The Charity Commission had 180,909 charities on its register in December 2010.
In 2009/10 charities received £52 billion but a small group of 833 organizations share the 54% of the sector income(Philantropy UK, 2010).
Top 10 Charities for income 2009 (Charities Direct, 2011)
Just 20% (£10.6 million) of the total income comes from individual donations by adults aged 16+ (CAF, 2010).
Income £M
Income £M
The British Council
Charities Aid Foundation
Nuffield Health
Cancer Research UK
CITB  Construction Skills
The Arts council England
Anchor Trust
The National Trust


It has been a difficult and challenging time for charities over 2008/09 with 41% needing to make cost savings and 28% drawing on reserves (PKF, 2010). Furthermore, the government’s Autumn Spending Review brought in a number of cutbacks which will impact the public’s ability to donate (Mintel, 2010).
Figure 1 - Proportion of adults in the UK giving to charity, UK, 2004/05 – 2009/10 (%) 

Despite of recession the proportion of people giving increased slightly, after decreasing between 2007-09.

Figure 2 - Proportion of donors by size of gift, and median amount given per band, UK,    2007/08 - 2009/10 (% and £)  (CAF, 2010)

The typical amount given also increased, from £10 in 2008/09 to £12 in 2009/10.
The overall amount of £10.6bn given to charity increased in real terms of £400m compared to £10.2bn in 2008/09 however, the total amount given has not recovered to 2007/8 levels (Mintel, 2010).

Trust and transparency are a key concern for consumers as 43% of adults giving to charity question how much money donated is received by the actual recipient (Mintel, 2010). Big organizations are perceived as trustworthy but wasteful however large charities as Cancer Research, remain the favourite ones.
“If you can afford it then I think you should give to charity”. This statement summarizes the opinions of over 30 focus groups members.

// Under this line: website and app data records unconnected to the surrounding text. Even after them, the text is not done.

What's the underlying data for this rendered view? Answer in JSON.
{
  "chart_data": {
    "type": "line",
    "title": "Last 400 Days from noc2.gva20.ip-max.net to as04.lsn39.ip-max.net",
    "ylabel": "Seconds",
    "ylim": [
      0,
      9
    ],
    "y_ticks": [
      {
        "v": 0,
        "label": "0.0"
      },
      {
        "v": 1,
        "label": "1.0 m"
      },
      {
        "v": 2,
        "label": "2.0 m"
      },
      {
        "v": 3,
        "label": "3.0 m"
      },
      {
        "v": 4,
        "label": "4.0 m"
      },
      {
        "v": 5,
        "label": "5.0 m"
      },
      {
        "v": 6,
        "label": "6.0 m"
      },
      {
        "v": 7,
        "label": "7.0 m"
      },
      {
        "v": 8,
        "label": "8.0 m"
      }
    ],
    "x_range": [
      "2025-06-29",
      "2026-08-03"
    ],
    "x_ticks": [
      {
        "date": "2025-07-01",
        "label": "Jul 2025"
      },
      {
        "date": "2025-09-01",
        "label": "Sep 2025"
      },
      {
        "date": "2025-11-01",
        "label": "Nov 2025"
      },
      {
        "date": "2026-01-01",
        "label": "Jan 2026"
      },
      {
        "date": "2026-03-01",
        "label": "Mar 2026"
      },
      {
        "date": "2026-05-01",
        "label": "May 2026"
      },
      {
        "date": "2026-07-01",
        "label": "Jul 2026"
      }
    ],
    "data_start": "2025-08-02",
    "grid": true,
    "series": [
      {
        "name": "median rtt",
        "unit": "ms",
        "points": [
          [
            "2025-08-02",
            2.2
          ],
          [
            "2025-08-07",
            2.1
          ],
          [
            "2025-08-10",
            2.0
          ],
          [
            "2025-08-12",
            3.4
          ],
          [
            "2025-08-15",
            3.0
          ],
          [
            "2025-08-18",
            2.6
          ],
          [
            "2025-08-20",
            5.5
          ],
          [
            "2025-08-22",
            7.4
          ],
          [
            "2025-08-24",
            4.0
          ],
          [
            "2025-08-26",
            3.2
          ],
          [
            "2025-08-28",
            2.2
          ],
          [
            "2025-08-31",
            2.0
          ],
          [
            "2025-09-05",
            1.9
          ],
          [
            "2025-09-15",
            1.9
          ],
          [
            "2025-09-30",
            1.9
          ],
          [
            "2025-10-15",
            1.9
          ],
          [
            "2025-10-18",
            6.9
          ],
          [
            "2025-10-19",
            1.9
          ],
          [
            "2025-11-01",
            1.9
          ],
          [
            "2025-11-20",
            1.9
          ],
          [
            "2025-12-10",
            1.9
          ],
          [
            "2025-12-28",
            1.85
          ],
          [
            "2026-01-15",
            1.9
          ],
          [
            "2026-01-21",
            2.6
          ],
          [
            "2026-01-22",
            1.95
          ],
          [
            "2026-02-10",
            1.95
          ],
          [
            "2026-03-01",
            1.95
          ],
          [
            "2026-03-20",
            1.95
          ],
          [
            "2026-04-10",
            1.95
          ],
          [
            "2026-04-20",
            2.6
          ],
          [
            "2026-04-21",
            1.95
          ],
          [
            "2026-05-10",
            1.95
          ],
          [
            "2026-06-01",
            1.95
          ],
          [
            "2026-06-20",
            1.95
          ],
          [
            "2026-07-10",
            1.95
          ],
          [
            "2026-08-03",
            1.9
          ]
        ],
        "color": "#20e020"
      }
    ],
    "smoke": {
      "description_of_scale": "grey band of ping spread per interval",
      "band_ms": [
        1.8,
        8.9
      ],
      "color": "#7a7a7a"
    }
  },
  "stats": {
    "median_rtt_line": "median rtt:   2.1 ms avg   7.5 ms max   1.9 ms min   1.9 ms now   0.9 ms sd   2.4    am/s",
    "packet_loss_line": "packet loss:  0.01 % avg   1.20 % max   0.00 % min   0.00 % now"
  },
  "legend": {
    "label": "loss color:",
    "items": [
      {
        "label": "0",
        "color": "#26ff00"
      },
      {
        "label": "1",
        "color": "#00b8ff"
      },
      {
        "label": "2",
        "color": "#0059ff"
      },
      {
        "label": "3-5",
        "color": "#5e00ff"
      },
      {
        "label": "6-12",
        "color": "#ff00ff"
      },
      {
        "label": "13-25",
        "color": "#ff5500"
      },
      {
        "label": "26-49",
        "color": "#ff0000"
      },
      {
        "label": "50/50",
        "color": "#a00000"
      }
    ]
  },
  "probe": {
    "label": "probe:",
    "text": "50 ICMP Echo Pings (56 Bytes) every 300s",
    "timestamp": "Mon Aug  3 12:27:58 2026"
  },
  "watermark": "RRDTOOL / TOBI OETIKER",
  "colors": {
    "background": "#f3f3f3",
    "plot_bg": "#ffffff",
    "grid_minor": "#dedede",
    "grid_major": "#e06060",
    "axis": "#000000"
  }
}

The under 30’s generally agreed with it even if males would give only to charities that “relate to them” while females stated that charity giving “doesn’t have to be personal”. 
Empathy is more prevalent in females who are more likely to experience guilt and have more highly developed tendency for pro-social behavior (Hoffman, 1977) as a result females are more likely to give to an out-group.
Men are more motivated by a desire to enhance the community and to provide services where government can’t or won’t   (Winterich et al., 2009).
The "Pound-a-Pie" event at Bucks Gateway
Women aged 45 – 64, especially in managerial and professional occupations, continue to be the most likely group to give (68%) and young men aged 16 – 24 the least likely (31%) (Philantropy UK, 2010).
Younger consumers are least likely to donate however, the 16-25 years old customers surveyed  by Mintel are planning to donate over the coming year highlighting the potential for charities to engage this group.
Giving by cash remains the most common method of donation, used by half of all donors (50%) in 2009/10. After increasing between 2005/06 and 2008/09, the proportion of donors using direct debit now remains quite steady at 29%. Those giving larger amounts tend to use cheque/card and direct debit so these methods continued to account for the largest shares of charitable giving (CAF, 2010).

On the basis of research findings we decided that the most profitable found raising event in High Wycombe could have been a theme night be targeting 18-35 years old people and related to a well known and trustworthy organization as Cancer Research UK.
Despite of statistics, which depict them as the less likely to donate, the heavy presence of students in High Wycombe and the positive trend of youth towards giving justified this choice.


>CAF (2010) UK giving 2010 [online]. CAF online. Available from:
>Charities Direct (2011) Top 500 Rank [online]. Charities Direct. Available from:

>Hoffman, M.K. (1977) Sex Differences in Empathy and Related Behaviours. Psychological Bulletin.
>Mintel (2010) Charitable Giving, UK, October 2010. London: mintel International Group LTD.
>Philantropy UK (2010) Uk charitable sector snapshot [online]. Philantropy UK. Available from:
>PKF (2010) 77% of charities feeling the impact of recession, but mood of [online]. PKF. Available from:
>Winterich, K., Mittal, V. and Ross, W. (2009) Donation Behavior toward In-Groups and Out-Groups: The Role of Gender and Moral Identity. Journal of Consumer Research. June.